BEGIN Records for this task
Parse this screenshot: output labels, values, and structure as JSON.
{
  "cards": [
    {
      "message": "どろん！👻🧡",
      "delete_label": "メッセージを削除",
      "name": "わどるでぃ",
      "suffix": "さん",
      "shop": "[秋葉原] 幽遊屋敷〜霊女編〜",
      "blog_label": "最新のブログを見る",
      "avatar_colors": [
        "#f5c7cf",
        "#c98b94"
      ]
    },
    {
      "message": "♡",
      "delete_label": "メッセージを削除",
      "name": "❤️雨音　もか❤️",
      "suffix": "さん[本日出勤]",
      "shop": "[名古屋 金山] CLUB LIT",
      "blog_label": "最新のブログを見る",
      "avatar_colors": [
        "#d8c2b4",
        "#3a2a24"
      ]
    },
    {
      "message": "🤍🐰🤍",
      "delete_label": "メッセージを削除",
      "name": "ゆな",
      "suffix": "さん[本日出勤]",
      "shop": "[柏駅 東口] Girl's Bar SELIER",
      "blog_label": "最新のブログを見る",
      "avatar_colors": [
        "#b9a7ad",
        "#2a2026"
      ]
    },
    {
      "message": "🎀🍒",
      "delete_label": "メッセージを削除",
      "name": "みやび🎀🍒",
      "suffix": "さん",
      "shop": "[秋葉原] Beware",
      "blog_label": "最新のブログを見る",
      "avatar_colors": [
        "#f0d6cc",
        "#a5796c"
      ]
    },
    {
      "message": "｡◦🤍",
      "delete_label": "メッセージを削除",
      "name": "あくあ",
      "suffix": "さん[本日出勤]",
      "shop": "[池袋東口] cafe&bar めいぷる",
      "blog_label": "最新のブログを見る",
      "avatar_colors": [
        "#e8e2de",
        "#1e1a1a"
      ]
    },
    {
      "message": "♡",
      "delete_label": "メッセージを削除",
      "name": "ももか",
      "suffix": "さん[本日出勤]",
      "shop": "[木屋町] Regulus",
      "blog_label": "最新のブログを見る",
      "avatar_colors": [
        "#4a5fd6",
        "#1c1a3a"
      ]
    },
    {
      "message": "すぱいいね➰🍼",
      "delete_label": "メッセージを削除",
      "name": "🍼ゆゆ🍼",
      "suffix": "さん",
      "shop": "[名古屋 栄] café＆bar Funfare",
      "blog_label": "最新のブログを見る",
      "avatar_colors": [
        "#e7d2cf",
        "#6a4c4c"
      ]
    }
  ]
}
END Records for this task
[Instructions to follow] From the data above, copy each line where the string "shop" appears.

[Finished exercise]
      "shop": "[秋葉原] 幽遊屋敷〜霊女編〜",
      "shop": "[名古屋 金山] CLUB LIT",
      "shop": "[柏駅 東口] Girl's Bar SELIER",
      "shop": "[秋葉原] Beware",
      "shop": "[池袋東口] cafe&bar めいぷる",
      "shop": "[木屋町] Regulus",
      "shop": "[名古屋 栄] café＆bar Funfare",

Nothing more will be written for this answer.